WISE (World Information Service on Energy) published a study in 2003 that raised questions about the shock resistance of the beavers. “In case of a collision involving a train transporting nuclear materials with a train transporting dangerous materials, the combined speed in the collision could exceed the resistance claimed for the beavers in the nine-meter drop test.”
Towards a privatization of nuclear transports?
“We don’t wish to get rid of these convoys,” says a conductor for the SNCF. “But we want good working conditions, without putting our health in danger.” All the rail workers’ unions state that dangerous materials, which include nuclear materials, should continue to be carried by rail “by the least dangerous means.” They stress also that this mission should be filled by a public service enterprise in which the time can be taken to guarantee safety. “And that there is the capability to take actions to protect workers,” adds Gregory Laloyer of the CGT.

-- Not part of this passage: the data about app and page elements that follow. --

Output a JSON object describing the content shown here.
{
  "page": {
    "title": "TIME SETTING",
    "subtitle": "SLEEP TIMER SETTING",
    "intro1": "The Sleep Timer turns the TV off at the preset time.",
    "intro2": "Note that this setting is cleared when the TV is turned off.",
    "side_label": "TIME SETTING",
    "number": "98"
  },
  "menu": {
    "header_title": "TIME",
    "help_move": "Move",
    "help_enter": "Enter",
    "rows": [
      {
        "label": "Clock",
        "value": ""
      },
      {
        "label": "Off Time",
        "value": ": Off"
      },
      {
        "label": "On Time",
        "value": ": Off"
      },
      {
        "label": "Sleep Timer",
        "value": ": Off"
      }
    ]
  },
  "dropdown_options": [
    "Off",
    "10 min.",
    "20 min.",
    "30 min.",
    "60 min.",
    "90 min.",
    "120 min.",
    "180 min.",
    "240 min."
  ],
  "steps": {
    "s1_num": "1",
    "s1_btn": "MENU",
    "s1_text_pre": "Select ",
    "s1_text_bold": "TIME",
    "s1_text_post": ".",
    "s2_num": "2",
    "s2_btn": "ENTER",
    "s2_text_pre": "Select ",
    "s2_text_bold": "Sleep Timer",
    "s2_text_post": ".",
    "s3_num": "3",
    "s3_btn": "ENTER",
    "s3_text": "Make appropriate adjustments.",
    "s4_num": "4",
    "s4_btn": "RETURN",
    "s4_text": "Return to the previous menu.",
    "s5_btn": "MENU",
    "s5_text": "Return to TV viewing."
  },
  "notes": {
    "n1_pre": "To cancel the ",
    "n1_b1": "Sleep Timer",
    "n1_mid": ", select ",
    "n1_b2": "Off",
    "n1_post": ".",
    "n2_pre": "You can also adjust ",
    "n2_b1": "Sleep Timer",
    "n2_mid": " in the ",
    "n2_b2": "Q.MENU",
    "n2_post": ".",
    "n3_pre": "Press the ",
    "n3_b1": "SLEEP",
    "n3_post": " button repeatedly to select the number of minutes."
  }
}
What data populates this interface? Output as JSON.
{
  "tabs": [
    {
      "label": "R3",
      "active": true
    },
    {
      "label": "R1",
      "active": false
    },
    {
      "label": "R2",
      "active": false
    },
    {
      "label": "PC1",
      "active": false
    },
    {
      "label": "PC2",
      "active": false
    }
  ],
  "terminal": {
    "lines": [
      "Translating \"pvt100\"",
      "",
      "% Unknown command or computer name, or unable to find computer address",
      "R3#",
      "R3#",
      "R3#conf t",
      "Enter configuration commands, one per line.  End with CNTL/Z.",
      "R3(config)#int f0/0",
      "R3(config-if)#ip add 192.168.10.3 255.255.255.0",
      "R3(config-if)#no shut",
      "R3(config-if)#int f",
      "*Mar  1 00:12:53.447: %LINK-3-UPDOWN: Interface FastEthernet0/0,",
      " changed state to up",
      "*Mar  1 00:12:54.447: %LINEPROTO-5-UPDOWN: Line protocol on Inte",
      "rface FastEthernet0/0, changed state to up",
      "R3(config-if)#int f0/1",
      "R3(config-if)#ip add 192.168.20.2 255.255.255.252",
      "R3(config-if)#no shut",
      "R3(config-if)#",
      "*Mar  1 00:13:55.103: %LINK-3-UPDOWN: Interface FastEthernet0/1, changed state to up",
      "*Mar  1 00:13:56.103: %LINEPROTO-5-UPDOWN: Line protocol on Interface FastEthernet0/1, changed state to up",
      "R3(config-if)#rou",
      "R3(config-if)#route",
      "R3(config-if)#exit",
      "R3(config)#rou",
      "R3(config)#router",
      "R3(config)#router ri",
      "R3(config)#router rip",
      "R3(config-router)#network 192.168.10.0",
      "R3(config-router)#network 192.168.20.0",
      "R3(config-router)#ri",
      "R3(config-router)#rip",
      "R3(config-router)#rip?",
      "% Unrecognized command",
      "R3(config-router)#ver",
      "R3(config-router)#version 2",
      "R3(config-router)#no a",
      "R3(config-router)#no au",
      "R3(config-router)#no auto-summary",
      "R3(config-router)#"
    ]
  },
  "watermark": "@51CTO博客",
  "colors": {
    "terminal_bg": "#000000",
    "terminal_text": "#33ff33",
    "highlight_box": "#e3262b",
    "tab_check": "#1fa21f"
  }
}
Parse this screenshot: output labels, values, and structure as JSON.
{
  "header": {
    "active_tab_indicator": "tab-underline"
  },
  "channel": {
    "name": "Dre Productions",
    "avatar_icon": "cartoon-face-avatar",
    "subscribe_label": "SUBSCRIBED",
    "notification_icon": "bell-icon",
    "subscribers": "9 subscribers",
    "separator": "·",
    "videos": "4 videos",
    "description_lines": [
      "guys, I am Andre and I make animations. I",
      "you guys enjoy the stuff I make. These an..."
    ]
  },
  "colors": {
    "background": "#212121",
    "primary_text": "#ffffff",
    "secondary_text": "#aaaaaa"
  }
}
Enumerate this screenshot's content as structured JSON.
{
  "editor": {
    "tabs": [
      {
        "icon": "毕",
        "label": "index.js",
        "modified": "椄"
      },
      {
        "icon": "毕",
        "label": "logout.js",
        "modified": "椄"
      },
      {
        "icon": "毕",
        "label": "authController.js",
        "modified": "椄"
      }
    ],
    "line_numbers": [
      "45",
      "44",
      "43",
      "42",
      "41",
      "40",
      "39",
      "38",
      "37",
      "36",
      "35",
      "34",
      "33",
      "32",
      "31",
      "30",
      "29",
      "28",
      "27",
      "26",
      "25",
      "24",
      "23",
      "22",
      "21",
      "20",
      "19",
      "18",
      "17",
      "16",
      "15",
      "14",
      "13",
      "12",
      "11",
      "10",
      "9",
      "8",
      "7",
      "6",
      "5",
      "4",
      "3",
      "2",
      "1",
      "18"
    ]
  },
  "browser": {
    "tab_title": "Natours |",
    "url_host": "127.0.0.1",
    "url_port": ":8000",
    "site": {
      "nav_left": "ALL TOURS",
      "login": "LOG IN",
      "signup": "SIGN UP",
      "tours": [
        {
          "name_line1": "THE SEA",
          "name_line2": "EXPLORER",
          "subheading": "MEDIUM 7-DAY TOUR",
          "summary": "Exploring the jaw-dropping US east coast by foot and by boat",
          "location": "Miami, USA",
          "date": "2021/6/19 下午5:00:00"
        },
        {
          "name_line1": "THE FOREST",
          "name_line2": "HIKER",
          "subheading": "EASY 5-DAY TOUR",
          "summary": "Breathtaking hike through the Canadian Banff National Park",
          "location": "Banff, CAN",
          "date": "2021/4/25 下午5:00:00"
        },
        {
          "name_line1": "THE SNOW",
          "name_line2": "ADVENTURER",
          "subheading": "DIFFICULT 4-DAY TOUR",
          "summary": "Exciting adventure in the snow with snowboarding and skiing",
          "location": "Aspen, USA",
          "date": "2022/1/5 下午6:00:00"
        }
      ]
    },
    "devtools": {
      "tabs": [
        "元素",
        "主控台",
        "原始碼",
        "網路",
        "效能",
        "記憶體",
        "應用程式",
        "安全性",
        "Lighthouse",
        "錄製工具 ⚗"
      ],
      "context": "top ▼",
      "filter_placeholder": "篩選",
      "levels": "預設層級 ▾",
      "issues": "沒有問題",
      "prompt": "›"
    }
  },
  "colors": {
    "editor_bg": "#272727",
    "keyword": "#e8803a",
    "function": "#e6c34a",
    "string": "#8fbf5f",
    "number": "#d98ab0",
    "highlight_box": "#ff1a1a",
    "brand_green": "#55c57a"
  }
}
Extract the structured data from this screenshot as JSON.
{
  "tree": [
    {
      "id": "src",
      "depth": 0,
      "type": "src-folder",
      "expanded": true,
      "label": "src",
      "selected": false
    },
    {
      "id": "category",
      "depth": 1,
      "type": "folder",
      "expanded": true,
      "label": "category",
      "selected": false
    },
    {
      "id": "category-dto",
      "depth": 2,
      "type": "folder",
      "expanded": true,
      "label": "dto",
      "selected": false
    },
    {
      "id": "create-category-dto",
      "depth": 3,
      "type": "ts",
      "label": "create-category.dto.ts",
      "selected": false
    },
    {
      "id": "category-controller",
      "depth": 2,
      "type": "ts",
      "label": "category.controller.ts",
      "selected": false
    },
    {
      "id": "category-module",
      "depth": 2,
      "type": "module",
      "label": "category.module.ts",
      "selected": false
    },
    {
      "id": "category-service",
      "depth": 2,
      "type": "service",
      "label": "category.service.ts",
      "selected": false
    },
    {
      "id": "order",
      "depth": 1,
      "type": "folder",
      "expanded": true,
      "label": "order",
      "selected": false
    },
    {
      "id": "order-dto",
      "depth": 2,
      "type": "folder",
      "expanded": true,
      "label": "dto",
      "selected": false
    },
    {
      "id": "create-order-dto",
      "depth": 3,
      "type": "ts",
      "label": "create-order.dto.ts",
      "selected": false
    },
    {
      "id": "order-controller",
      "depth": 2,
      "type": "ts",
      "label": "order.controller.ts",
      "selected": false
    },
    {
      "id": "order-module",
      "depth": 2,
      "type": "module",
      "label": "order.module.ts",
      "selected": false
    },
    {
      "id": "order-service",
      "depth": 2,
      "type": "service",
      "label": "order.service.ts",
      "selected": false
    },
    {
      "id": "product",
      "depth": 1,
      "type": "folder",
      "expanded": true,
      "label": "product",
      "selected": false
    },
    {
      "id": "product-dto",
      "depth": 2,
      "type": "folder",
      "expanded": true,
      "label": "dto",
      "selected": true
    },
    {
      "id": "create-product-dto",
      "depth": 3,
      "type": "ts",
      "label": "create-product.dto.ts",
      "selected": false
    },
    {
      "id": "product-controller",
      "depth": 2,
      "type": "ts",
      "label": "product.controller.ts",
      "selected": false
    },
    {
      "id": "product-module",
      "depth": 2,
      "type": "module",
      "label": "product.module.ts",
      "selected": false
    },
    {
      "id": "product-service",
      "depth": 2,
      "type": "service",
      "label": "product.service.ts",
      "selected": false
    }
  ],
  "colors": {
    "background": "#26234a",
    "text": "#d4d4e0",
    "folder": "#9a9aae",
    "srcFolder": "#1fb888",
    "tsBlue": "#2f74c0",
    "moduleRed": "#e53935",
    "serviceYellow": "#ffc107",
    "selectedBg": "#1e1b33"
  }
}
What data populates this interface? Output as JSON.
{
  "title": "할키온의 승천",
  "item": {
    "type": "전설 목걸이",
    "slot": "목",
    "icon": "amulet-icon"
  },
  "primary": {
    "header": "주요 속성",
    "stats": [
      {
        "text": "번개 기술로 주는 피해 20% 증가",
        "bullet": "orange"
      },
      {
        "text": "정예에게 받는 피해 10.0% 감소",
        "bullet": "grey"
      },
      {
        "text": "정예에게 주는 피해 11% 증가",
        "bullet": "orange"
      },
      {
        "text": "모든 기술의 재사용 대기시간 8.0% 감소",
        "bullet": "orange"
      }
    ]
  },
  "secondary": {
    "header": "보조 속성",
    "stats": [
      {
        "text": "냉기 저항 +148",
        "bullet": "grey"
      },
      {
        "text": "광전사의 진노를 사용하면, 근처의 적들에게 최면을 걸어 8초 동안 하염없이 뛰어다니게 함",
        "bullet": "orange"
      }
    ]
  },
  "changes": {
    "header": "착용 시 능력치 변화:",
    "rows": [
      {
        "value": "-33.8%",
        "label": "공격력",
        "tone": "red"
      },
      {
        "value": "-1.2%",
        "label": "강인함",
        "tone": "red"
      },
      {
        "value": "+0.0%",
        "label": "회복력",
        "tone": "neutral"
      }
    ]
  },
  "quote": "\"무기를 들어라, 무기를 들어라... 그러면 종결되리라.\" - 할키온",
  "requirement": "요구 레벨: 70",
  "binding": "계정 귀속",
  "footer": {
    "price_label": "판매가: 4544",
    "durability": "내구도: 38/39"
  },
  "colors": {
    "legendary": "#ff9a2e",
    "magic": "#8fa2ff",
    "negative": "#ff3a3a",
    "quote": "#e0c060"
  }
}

The presence of private companies on the French rails concerns them a great deal. “The other day, I saw one worker, a guy working for a private contractor, arrive at the station. He hadn’t had time to check the brakes, and he didn’t even know what he was hauling. What will happen in the future if such people drive nuclear convoys which are for now still taken by the SNCF?”
“The transparency that we demand, for us and our colleagues, is also for passengers,” says Laurent, a conductor. “We believe that it is not acceptable that convoys carrying nuclear materials should be in transit on public routes during peak hours, especially in the Paris region,” adds Philippe Guiter. “We want the SNCF to remain as a top rank transport company which imposes no risk of being irradiated on workers or travelers.
Photo source: https://www.flickr.com/photos/greenpeace_nederland/5808817994/sizes/m/in/photostream/
 Certain names were changed at the request of persons interviewed.
 At a distance of one meter, the gamma dose rate is 31 μSv/hour. The neutron rate is 14 μSv/hour. A worker who handles six convoys in ten months, spending 15 minutes each time less than a meter from the cars, receives a dose of 675 μSv, or 0.675 mSv.